The United States recognizes that Jerusalem is a deeply important issue for Israelis and Palestinians and for Jews, Muslims, and Christians around the world. We believe that through good-faith negotiations, the parties can agree to an outcome that realizes the aspirations of both parties for Jerusalem and safeguards its status for people around the world.
We call on the Palestinian Authority to fulfill its Roadmap obligations to ensure security, reform its institutions of governance, and refrain from any acts of incitement. In this regard, we express our strong concern that a Palestinian Authority official recently attended a ceremony commemorating a terrorist who was responsible for an attack that claimed the lives of many Israeli civilians.
We are pleased to see the letter from the Secretary-General reporting that his staff continues to work constructively with the Government of Israel on issues related to the Gaza Board of Inquiry, and to note that the financial issues have been resolved in a manner satisfactory to the Secretary-General.
At the same time, we call on Israel to reopen its border crossings with Gaza, with appropriate monitoring to address security concerns. This would allow for greater movement of people and humanitarian and reconstruction materials, consistent with Resolution 1860 and the 2005 Agreement on Movement and Access, thus alleviating the hardship and stress that civilians in Gaza face.

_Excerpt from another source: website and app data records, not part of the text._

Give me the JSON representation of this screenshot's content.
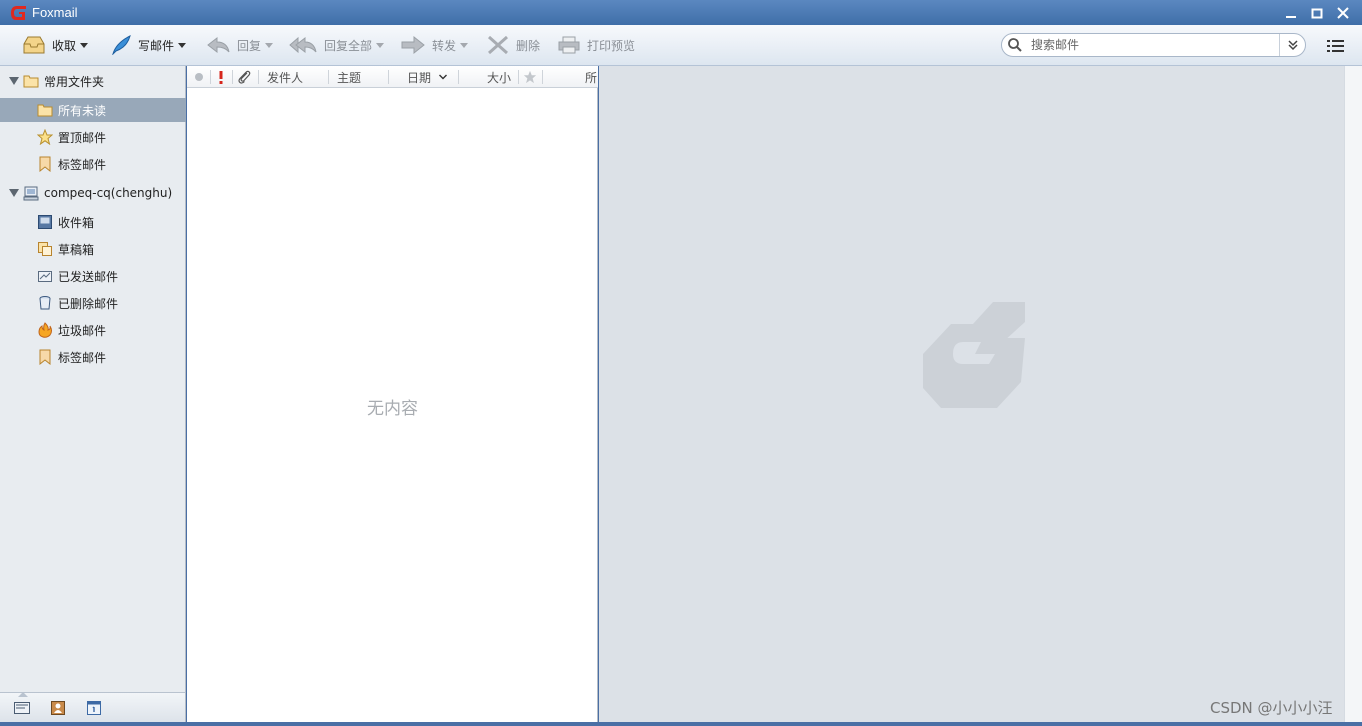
{
  "window": {
    "title": "Foxmail",
    "controls": [
      "minimize-icon",
      "maximize-icon",
      "close-icon"
    ]
  },
  "toolbar": {
    "receive_label": "收取",
    "compose_label": "写邮件",
    "reply_label": "回复",
    "reply_all_label": "回复全部",
    "forward_label": "转发",
    "delete_label": "删除",
    "print_preview_label": "打印预览"
  },
  "search": {
    "placeholder": "搜索邮件"
  },
  "sidebar": {
    "groups": [
      {
        "label": "常用文件夹",
        "icon": "folder-icon",
        "items": [
          {
            "label": "所有未读",
            "icon": "folder-icon",
            "selected": true
          },
          {
            "label": "置顶邮件",
            "icon": "star-icon"
          },
          {
            "label": "标签邮件",
            "icon": "bookmark-icon"
          }
        ]
      },
      {
        "label": "compeq-cq(chenghu)",
        "icon": "account-icon",
        "items": [
          {
            "label": "收件箱",
            "icon": "inbox-icon"
          },
          {
            "label": "草稿箱",
            "icon": "drafts-icon"
          },
          {
            "label": "已发送邮件",
            "icon": "sent-icon"
          },
          {
            "label": "已删除邮件",
            "icon": "trash-icon"
          },
          {
            "label": "垃圾邮件",
            "icon": "spam-icon"
          },
          {
            "label": "标签邮件",
            "icon": "bookmark-icon"
          }
        ]
      }
    ],
    "bottom_buttons": [
      "mail-view-icon",
      "contacts-icon",
      "calendar-icon"
    ]
  },
  "mail_list": {
    "columns": {
      "sender": "发件人",
      "subject": "主题",
      "date": "日期",
      "size": "大小",
      "folder": "所"
    },
    "empty_text": "无内容"
  },
  "watermark": "CSDN @小小小汪",
  "colors": {
    "titlebar": "#4a79b4",
    "selected_row": "#98a8b9",
    "preview_bg": "#dce1e7",
    "brand_red": "#d9261c"
  }
}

Hamas has yet to accept the principles established by the Quartet that are the building blocks of an independent Palestinian state: renouncing violence, recognizing Israel, and accepting previous agreements and obligations, including the Roadmap. Nor has it shown a greater interest in building a future for the Palestinian people than through its own hateful rhetoric and violence. We are also concerned about Hamas interference with international efforts to deliver humanitarian assistance in Gaza, continued arms smuggling, and the launching of terrorist rocket attacks against Israel, which, it is important to recall, precipitated the Gaza conflict just over a year ago. And we call for the immediate release of Gilad Shalit, abducted and held by Hamas since 2006.
A key component of international support for the Palestinian people comes through the UN Relief and Works Agency for Palestine Refugees. We thank Commissioner-General Karen AbuZayd for her devoted service to UNRWA over the past nine years, and we welcome the appointment of Filippo Grandi of Italy to this post. We also welcome the appointment of Margot Ellis of the United States as UNRWA’s Deputy Commissioner-General.

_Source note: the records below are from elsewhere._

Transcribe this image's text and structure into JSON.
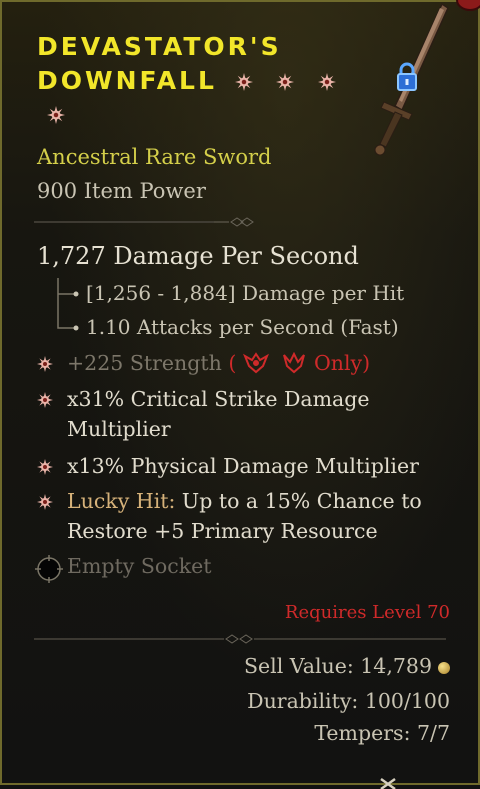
{
  "item": {
    "name_line1": "DEVASTATOR'S",
    "name_line2": "DOWNFALL",
    "type": "Ancestral Rare Sword",
    "item_power": "900 Item Power",
    "dps": "1,727 Damage Per Second",
    "damage_per_hit": "[1,256 - 1,884] Damage per Hit",
    "attacks_per_second": "1.10 Attacks per Second (Fast)",
    "affixes": [
      {
        "text": "+225 Strength",
        "note_open": "(",
        "note_only": "Only)",
        "inactive": true
      },
      {
        "text": "x31% Critical Strike Damage",
        "text2": "Multiplier"
      },
      {
        "text": "x13% Physical Damage Multiplier"
      },
      {
        "label": "Lucky Hit:",
        "text": " Up to a 15% Chance to",
        "text2": "Restore +5 Primary Resource"
      }
    ],
    "socket": "Empty Socket",
    "requires": "Requires Level 70",
    "sell_value_label": "Sell Value: 14,789",
    "durability": "Durability: 100/100",
    "tempers": "Tempers: 7/7"
  },
  "icons": [
    "star-icon",
    "lock-icon",
    "sword-icon",
    "class-icon",
    "socket-icon",
    "coin-icon"
  ],
  "colors": {
    "title": "#f2e62a",
    "type": "#d4cf4a",
    "requirement": "#cf2a2a",
    "border": "#6f6a2c"
  }
}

The United States is UNRWA’s largest single donor. In 2009, we provided more than $267 million, including more than $116 million to the General Fund. Unfortunately, the Fund still faces severe and chronic shortfalls—estimated at $140 million for this year.

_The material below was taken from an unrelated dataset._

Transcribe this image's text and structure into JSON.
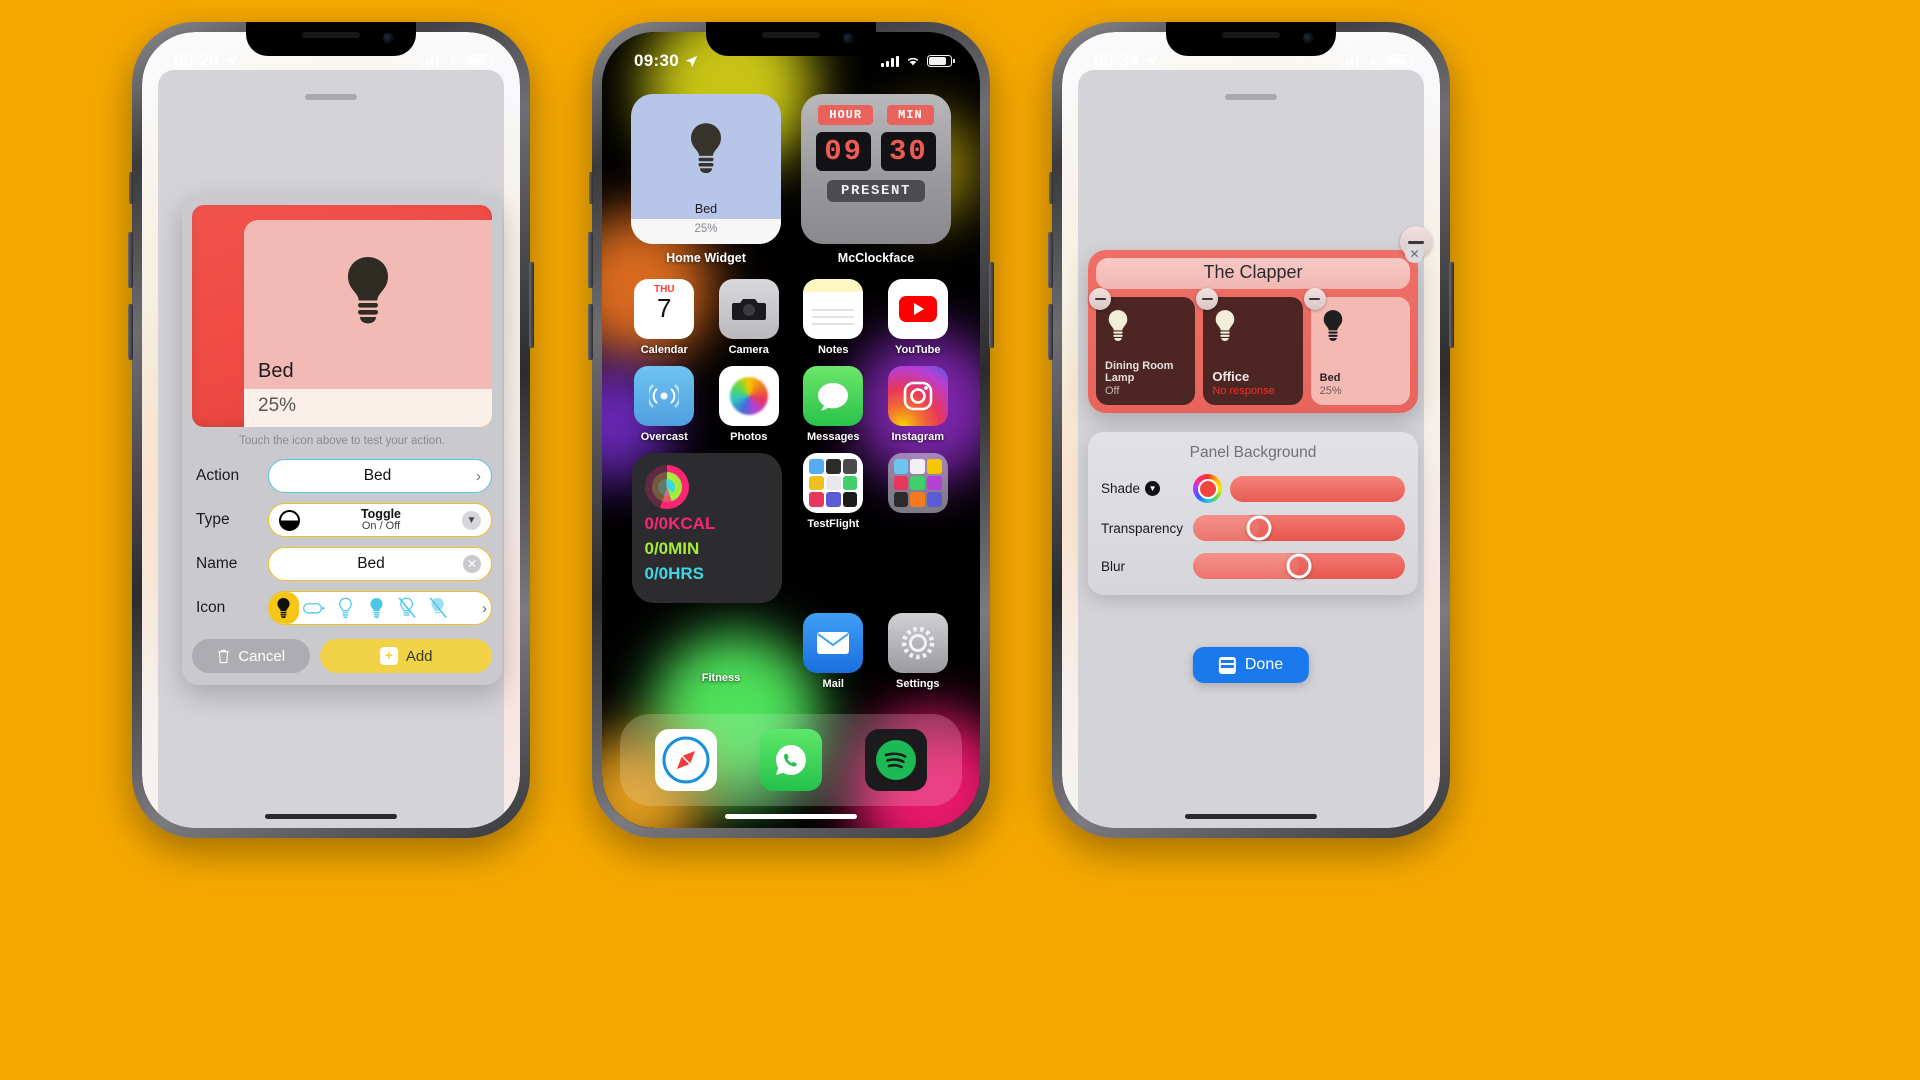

We appreciate the efforts of donors that have provided sizeable emergency support, but there is no substitute for predictable, annual contributions to the General Fund. As such, we welcome the renewed commitment of the Arab League, whose members have pledged collectively to provide UNRWA with no less than 7.8 percent of its General Fund. It is imperative that these pledges be delivered.
Let me conclude by turning briefly to the situation in Lebanon. We thank General Graziano for his service with UNIFIL, and we welcome General Asarta, who begins his new assignment tomorrow. We also recall the important contribution that all troop-contributing countries are making to this vital effort. We call upon all parties to fulfill the provisions of this Council’s Resolutions 1559, 1680, and 1701.
Thank you, Mr. President.